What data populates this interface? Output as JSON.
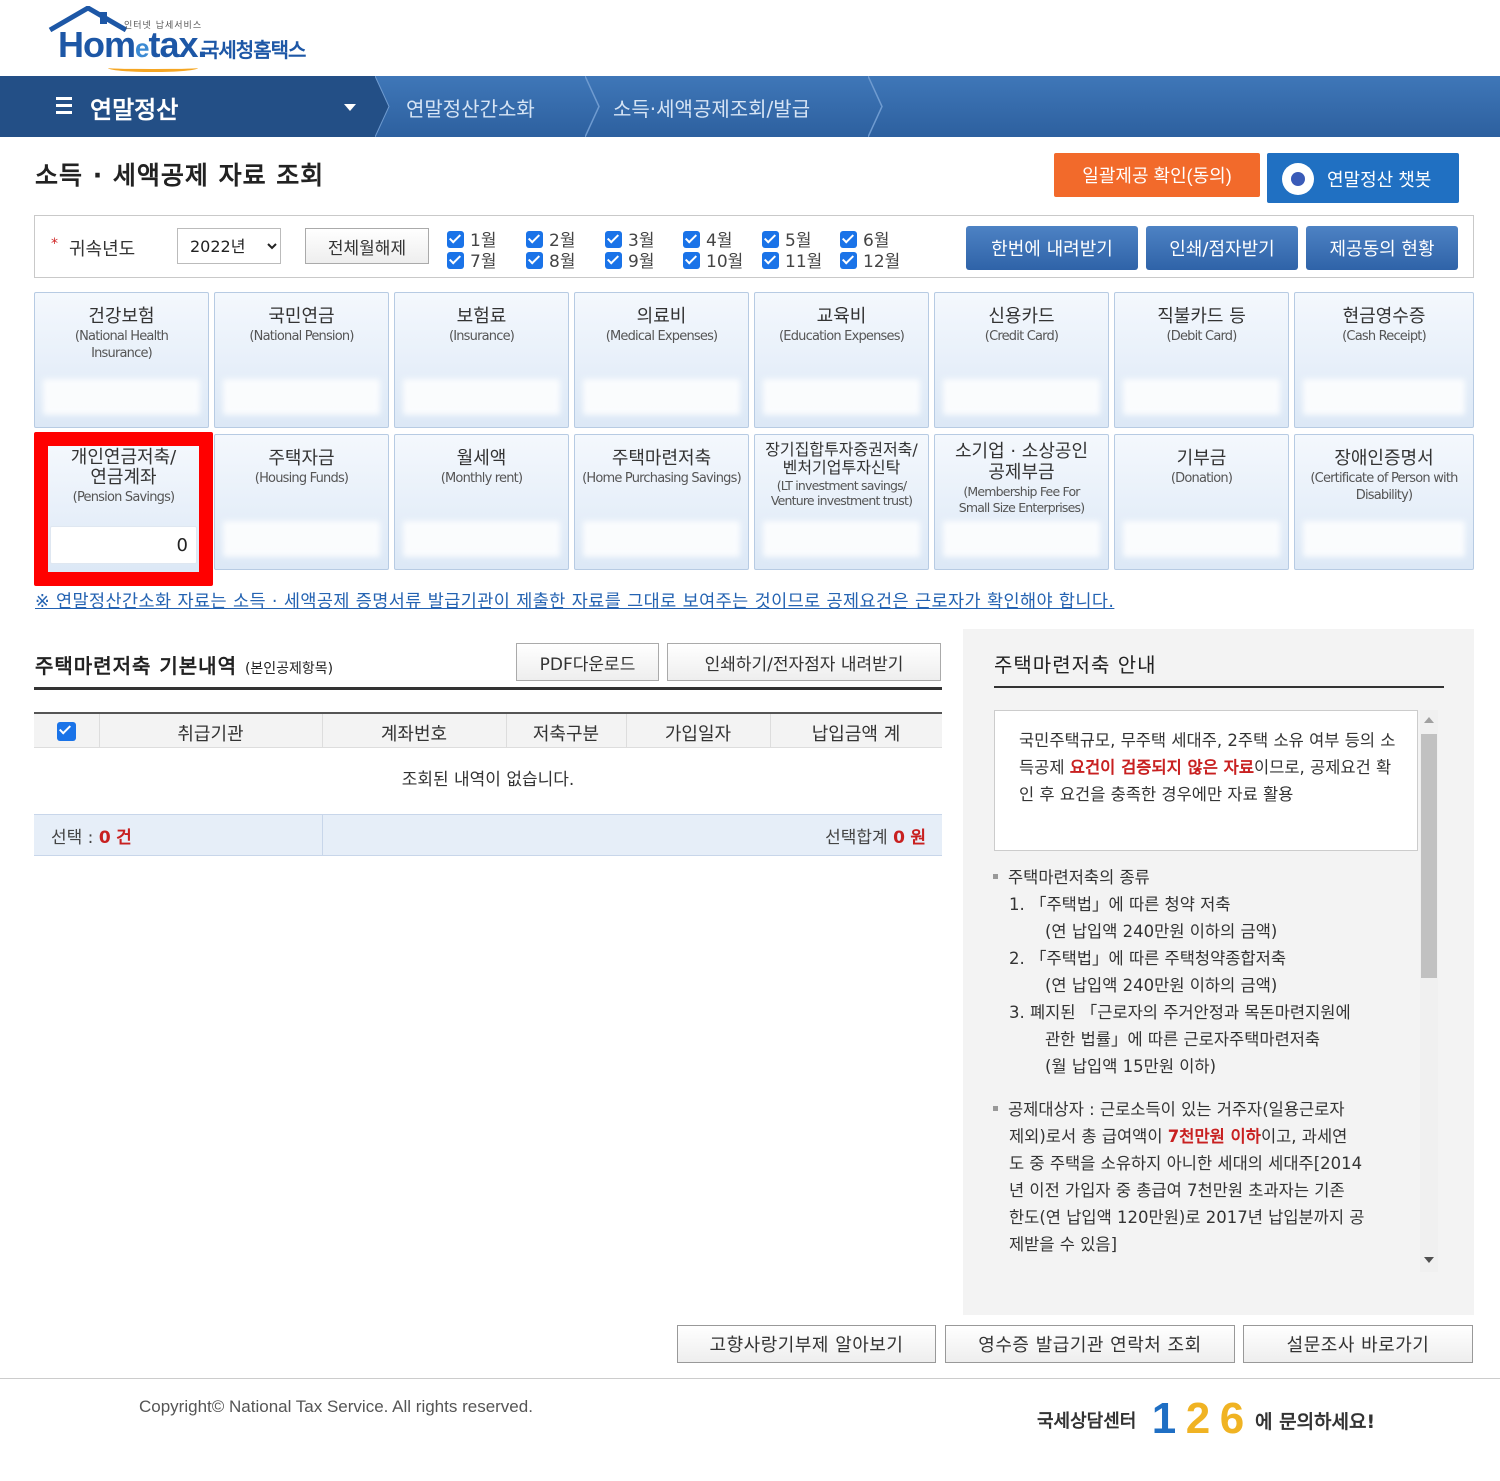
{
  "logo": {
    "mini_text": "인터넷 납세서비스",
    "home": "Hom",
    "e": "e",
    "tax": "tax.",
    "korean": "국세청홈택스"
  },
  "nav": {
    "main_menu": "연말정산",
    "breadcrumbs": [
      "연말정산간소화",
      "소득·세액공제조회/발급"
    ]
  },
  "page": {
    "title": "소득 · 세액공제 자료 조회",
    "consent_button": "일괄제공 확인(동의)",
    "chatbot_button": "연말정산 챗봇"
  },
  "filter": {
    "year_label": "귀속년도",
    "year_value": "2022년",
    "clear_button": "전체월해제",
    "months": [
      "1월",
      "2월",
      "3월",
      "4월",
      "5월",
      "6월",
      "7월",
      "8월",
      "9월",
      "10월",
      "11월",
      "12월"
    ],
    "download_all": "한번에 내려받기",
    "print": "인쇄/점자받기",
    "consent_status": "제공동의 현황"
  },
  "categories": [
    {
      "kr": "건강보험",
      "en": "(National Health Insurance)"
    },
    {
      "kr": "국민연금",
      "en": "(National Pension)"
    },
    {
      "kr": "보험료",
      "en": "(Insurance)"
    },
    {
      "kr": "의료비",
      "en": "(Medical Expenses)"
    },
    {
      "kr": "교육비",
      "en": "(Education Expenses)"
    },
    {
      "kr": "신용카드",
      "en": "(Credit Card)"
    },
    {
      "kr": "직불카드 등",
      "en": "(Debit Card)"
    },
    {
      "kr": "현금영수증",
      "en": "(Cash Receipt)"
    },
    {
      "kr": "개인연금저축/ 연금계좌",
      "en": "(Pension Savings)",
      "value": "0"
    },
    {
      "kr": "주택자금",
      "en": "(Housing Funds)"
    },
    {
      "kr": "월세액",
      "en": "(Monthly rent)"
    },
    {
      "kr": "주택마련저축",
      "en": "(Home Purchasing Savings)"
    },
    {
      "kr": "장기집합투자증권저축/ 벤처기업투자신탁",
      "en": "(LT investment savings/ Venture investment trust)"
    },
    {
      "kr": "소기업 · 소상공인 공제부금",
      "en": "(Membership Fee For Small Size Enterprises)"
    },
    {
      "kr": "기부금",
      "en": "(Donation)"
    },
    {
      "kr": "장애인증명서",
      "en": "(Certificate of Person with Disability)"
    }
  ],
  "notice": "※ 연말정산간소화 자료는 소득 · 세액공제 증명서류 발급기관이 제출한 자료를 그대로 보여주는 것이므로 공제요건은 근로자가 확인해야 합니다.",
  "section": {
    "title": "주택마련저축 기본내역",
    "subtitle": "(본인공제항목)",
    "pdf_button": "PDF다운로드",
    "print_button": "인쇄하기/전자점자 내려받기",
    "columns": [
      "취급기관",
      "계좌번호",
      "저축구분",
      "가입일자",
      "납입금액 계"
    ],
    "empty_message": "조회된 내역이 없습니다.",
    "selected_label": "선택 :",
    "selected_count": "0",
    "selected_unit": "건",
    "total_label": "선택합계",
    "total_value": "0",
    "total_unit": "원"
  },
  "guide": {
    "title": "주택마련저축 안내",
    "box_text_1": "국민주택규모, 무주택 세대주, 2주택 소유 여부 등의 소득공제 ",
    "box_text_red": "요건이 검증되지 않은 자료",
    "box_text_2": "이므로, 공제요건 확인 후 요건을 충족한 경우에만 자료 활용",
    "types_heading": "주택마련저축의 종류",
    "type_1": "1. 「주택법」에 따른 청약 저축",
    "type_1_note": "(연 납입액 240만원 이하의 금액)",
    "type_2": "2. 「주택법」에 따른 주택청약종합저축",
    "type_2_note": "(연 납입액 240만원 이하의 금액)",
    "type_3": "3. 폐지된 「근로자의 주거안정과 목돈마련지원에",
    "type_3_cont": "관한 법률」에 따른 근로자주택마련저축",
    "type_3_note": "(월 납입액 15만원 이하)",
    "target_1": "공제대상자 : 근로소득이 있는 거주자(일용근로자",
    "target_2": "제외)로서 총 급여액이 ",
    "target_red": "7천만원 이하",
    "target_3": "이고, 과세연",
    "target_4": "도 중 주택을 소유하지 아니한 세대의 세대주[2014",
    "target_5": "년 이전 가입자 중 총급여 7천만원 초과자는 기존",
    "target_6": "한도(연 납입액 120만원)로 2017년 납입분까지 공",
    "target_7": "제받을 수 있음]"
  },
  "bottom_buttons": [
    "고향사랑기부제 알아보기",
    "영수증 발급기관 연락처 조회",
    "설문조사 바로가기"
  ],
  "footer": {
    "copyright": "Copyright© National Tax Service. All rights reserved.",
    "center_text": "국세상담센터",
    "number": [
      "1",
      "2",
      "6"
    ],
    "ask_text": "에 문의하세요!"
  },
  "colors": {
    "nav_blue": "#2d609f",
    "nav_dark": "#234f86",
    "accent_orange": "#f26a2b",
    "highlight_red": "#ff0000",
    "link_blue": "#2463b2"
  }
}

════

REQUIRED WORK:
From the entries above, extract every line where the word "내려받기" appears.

RESULT:
    "download_all": "한번에 내려받기",
    "print_button": "인쇄하기/전자점자 내려받기",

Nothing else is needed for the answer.